I'm interested in what it was, exactly, about California that made it such a hotbed of the so-called '60s counterculture, and particularly, why that countercultural stew was so flavored with attitudes and inclinations that came to be called New Age. I hope (and suspect) that my questions may be answered by books such as Fool's Paradise: A Carey McWilliams Reader and California: The Great Exception by Carey McWilliams, and perhaps especially Imperial San Francisco: Urban Power, Earthly Ruin.
In reviewing that last, Publishers Weekly mentions en passant that "...press lord William Randolph Hearst converted a mining fortune into a media conglomerate preaching the superiority of 'the American race'..." Oh yeah.
And maybe I'll even glean something from this -- though it looks more like an example of the problem than a path to greater um enlightenment...
In searching around, I also came across an amazing series of books -- "Americans and the California Dream" -- by Kevin Starr, the State Librarian of California. I'm not sure if these books will address my specific concerns, but I sure like the cover art, presented here for your viewing pleasure...

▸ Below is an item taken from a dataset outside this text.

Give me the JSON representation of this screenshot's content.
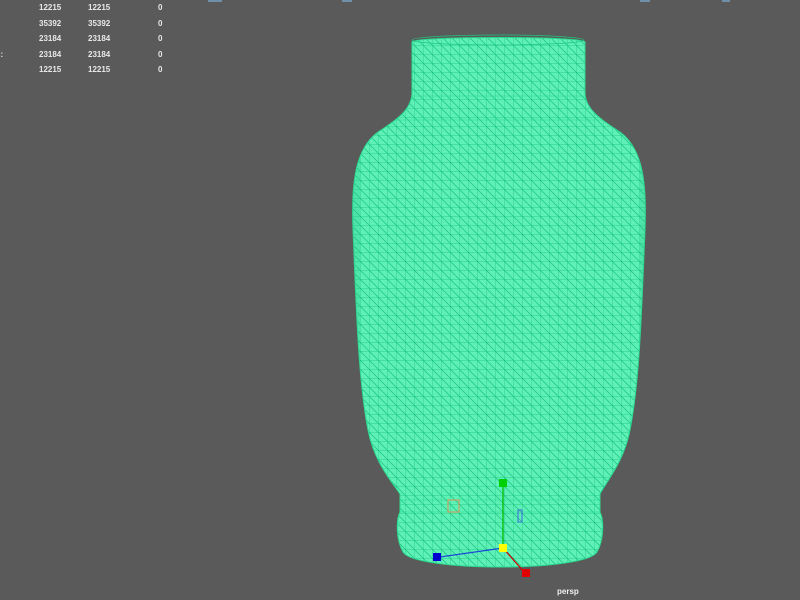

the unlikely story of how America slipped the surly bonds of earth & came to
believe in signs & portents that would make the middle ages blush
this site is a labor of love. i.e., if you love me enough, I'll be able to complete it. send proof of love via buttons above. please. if you can. thanks.
SPECIAL THANKS TO
New Age "Asiatic" thought ... is establishing itself as the
hegemonic ideology of global capitalism. (Zizek)
Tuesday, December 27